|European Classification||G01W1/10, G01W1/08, G01N25/58|
|Jan 30, 2007||AS||Assignment|
Owner name: THE BOEING COMPANY, ILLINOIS
Free format text: ASSIGNMENT OF ASSIGNORS INTEREST;ASSIGNORS:SPINELLI, CHARLES B.;TILLOTSON, BRIAN J.;ROSS, TAMAIRA E.;REEL/FRAME:018825/0386
Effective date: 20070129
Owner name: THE BOEING COMPANY,ILLINOIS
Free format text: ASSIGNMENT OF ASSIGNORS INTEREST;ASSIGNORS:SPINELLI, CHARLES B.;TILLOTSON, BRIAN J.;ROSS, TAMAIRA E.;REEL/FRAME:018825/0386
Effective date: 20070129

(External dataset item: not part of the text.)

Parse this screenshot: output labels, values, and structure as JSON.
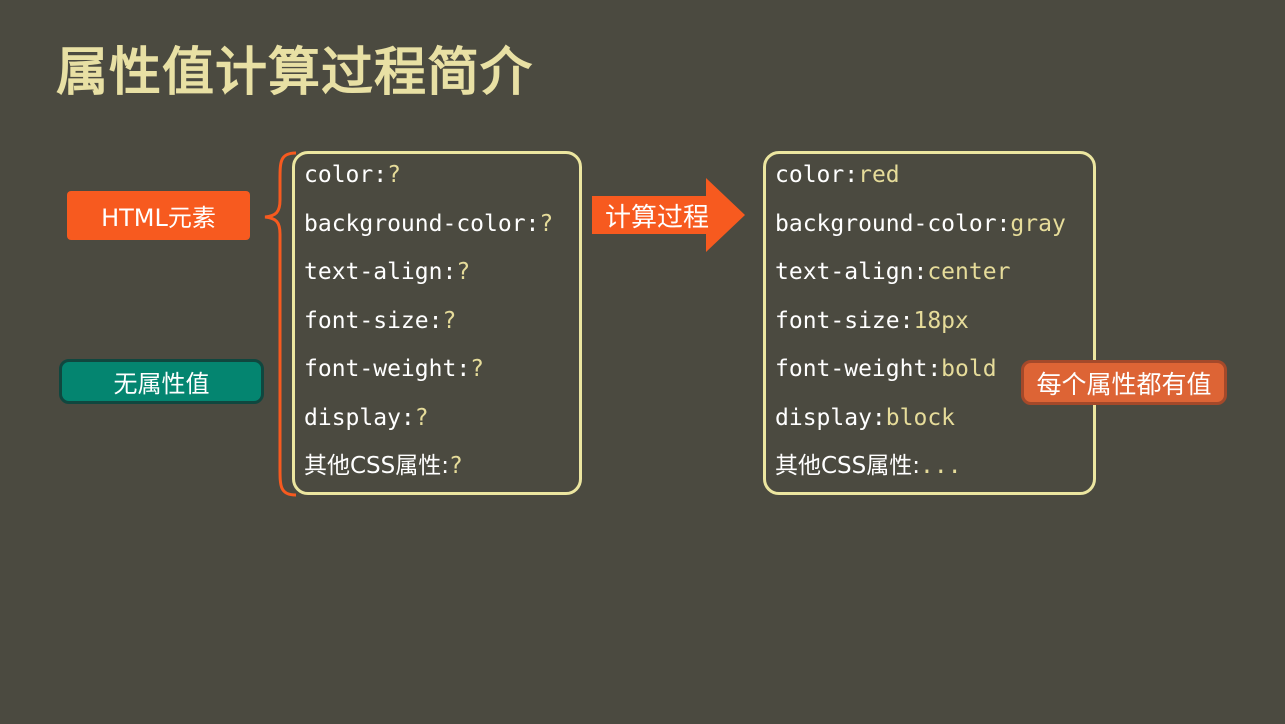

|Oct 21, 2013||FPAY||Fee payment|
Year of fee payment: 4